● **Goal of the exercise**: Output each line of the data below exactly, omitting any image.

(Entries from a dataset of interfaces)

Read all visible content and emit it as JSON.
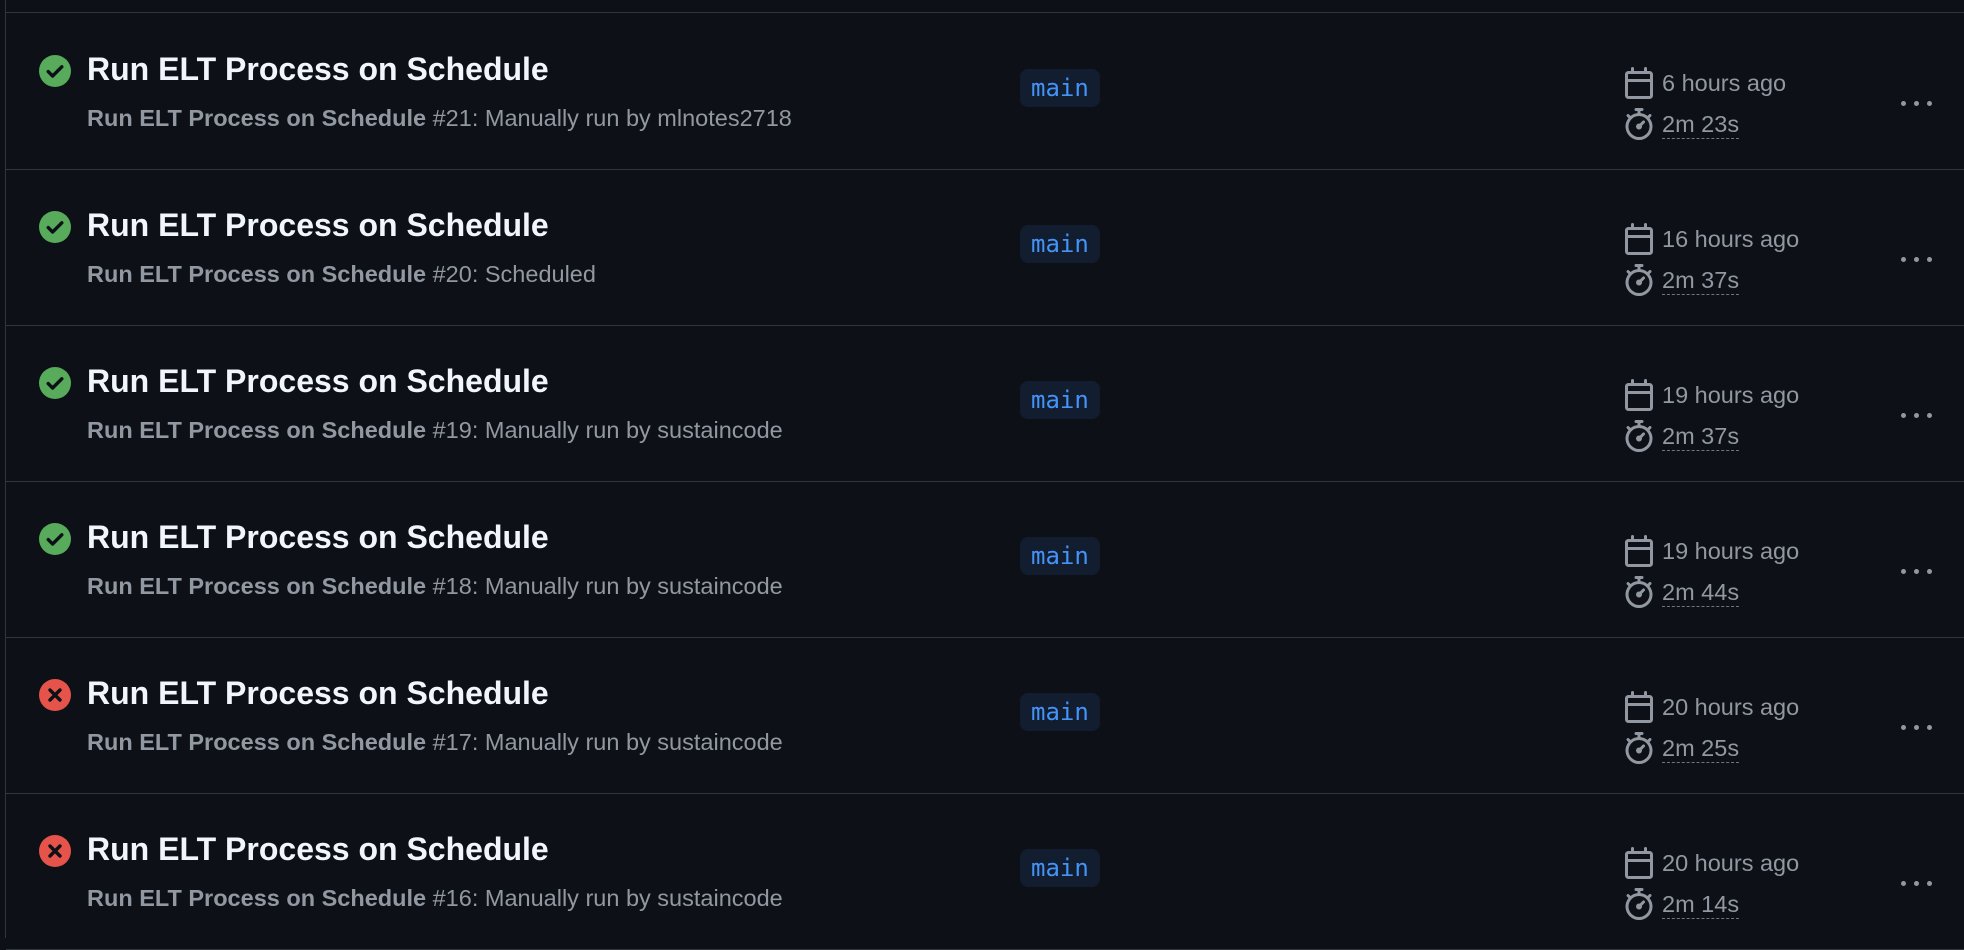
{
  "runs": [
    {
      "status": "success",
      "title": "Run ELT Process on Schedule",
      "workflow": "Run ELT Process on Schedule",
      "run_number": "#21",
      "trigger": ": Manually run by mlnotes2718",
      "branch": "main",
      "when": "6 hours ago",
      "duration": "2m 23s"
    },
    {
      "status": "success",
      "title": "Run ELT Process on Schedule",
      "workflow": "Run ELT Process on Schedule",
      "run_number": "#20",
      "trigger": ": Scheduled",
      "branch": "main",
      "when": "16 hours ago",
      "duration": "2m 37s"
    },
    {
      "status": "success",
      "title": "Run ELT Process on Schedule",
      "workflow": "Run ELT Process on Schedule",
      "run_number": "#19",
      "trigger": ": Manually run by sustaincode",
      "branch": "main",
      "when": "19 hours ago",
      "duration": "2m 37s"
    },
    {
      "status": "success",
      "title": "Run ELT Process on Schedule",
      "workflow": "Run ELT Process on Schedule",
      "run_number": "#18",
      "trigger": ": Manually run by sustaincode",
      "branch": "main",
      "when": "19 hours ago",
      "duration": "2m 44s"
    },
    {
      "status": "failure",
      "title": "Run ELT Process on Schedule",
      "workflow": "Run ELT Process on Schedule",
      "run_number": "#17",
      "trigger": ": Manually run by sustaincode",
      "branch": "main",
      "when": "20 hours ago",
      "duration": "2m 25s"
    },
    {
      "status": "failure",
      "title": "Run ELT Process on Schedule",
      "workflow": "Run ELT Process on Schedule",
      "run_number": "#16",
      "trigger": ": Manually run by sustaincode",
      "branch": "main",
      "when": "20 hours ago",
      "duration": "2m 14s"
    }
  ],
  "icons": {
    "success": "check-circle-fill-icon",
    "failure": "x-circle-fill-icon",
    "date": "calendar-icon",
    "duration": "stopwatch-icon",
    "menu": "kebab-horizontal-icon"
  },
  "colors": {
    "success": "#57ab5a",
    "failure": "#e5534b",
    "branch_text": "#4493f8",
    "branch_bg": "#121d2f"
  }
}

● **Response box**:
Read all visible content and emit it as JSON.
{
  "runs": [
    {
      "status": "success",
      "title": "Run ELT Process on Schedule",
      "workflow": "Run ELT Process on Schedule",
      "run_number": "#21",
      "trigger": ": Manually run by mlnotes2718",
      "branch": "main",
      "when": "6 hours ago",
      "duration": "2m 23s"
    },
    {
      "status": "success",
      "title": "Run ELT Process on Schedule",
      "workflow": "Run ELT Process on Schedule",
      "run_number": "#20",
      "trigger": ": Scheduled",
      "branch": "main",
      "when": "16 hours ago",
      "duration": "2m 37s"
    },
    {
      "status": "success",
      "title": "Run ELT Process on Schedule",
      "workflow": "Run ELT Process on Schedule",
      "run_number": "#19",
      "trigger": ": Manually run by sustaincode",
      "branch": "main",
      "when": "19 hours ago",
      "duration": "2m 37s"
    },
    {
      "status": "success",
      "title": "Run ELT Process on Schedule",
      "workflow": "Run ELT Process on Schedule",
      "run_number": "#18",
      "trigger": ": Manually run by sustaincode",
      "branch": "main",
      "when": "19 hours ago",
      "duration": "2m 44s"
    },
    {
      "status": "failure",
      "title": "Run ELT Process on Schedule",
      "workflow": "Run ELT Process on Schedule",
      "run_number": "#17",
      "trigger": ": Manually run by sustaincode",
      "branch": "main",
      "when": "20 hours ago",
      "duration": "2m 25s"
    },
    {
      "status": "failure",
      "title": "Run ELT Process on Schedule",
      "workflow": "Run ELT Process on Schedule",
      "run_number": "#16",
      "trigger": ": Manually run by sustaincode",
      "branch": "main",
      "when": "20 hours ago",
      "duration": "2m 14s"
    }
  ],
  "icons": {
    "success": "check-circle-fill-icon",
    "failure": "x-circle-fill-icon",
    "date": "calendar-icon",
    "duration": "stopwatch-icon",
    "menu": "kebab-horizontal-icon"
  },
  "colors": {
    "success": "#57ab5a",
    "failure": "#e5534b",
    "branch_text": "#4493f8",
    "branch_bg": "#121d2f"
  }
}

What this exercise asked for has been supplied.